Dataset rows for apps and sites
########

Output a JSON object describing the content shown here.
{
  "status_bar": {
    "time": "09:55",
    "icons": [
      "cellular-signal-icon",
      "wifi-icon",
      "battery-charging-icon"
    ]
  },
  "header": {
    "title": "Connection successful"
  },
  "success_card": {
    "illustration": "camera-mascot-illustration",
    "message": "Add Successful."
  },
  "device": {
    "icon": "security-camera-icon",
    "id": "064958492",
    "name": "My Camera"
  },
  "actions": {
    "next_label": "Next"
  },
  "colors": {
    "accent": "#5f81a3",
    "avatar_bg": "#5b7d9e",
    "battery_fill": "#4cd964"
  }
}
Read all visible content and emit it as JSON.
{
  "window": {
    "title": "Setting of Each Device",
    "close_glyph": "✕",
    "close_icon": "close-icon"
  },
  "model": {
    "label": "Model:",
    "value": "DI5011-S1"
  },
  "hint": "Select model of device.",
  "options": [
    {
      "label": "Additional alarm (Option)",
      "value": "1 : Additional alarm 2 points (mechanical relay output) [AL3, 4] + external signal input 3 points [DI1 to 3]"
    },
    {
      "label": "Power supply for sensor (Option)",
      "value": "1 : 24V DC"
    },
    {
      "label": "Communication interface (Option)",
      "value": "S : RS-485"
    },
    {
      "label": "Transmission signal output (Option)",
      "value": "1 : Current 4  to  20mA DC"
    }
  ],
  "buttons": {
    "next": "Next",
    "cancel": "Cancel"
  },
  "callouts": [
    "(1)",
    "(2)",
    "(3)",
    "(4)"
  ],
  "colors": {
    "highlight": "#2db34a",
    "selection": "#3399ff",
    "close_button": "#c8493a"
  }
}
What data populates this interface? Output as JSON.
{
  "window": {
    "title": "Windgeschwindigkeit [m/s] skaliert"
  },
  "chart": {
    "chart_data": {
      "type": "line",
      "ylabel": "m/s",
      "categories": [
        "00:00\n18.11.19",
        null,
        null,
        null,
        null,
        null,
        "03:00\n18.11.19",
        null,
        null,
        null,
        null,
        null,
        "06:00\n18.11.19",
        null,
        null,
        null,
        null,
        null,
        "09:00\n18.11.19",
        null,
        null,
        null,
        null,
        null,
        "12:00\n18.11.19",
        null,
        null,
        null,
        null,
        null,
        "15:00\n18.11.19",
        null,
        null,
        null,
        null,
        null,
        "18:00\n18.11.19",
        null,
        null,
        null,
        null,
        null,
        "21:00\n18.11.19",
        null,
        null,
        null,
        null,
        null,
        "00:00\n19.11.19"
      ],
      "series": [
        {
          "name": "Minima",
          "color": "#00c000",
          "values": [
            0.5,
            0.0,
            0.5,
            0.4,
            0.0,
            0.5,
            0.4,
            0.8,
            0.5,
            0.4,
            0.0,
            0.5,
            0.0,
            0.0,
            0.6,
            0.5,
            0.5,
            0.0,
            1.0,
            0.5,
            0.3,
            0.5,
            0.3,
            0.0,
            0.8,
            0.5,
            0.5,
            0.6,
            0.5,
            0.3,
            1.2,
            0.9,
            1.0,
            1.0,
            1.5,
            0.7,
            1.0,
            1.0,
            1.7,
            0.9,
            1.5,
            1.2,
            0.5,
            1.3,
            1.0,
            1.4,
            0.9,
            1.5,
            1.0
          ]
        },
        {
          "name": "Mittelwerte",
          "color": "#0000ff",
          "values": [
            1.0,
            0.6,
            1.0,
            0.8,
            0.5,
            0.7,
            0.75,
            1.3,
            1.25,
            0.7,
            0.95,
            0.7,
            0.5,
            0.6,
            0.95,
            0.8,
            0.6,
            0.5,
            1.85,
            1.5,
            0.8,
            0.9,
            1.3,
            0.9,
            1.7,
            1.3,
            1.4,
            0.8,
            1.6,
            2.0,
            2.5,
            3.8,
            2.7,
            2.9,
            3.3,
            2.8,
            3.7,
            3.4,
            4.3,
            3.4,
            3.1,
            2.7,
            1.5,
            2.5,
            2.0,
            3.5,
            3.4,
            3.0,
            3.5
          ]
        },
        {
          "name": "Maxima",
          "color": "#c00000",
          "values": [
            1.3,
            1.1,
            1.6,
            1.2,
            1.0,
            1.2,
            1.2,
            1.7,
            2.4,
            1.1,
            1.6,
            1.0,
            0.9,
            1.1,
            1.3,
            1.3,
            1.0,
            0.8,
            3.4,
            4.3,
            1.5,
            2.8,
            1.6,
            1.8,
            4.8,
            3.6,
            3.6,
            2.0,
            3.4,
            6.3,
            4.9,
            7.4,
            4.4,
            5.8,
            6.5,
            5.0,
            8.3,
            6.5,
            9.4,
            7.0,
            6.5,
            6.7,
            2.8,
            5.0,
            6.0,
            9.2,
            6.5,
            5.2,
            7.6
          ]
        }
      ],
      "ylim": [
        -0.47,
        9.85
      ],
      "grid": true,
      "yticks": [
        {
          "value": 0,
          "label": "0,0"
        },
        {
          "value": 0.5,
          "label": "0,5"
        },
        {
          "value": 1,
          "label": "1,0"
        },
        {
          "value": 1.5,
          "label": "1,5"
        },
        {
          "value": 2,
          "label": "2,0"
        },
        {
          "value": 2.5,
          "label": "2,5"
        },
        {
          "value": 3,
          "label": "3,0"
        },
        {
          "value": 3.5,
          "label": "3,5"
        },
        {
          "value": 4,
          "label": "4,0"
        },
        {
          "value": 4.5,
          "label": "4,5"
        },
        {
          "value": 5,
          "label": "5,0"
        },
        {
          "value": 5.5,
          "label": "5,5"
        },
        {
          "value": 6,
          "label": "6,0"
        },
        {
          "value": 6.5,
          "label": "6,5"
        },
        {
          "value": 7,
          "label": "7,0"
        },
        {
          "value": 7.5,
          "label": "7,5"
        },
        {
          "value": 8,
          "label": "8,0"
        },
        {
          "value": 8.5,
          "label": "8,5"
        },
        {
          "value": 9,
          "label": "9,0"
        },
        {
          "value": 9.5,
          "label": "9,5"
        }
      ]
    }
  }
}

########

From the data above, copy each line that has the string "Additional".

=== RESPONSE BELOW ===
      "label": "Additional alarm (Option)",
      "value": "1 : Additional alarm 2 points (mechanical relay output) [AL3, 4] + external signal input 3 points [DI1 to 3]"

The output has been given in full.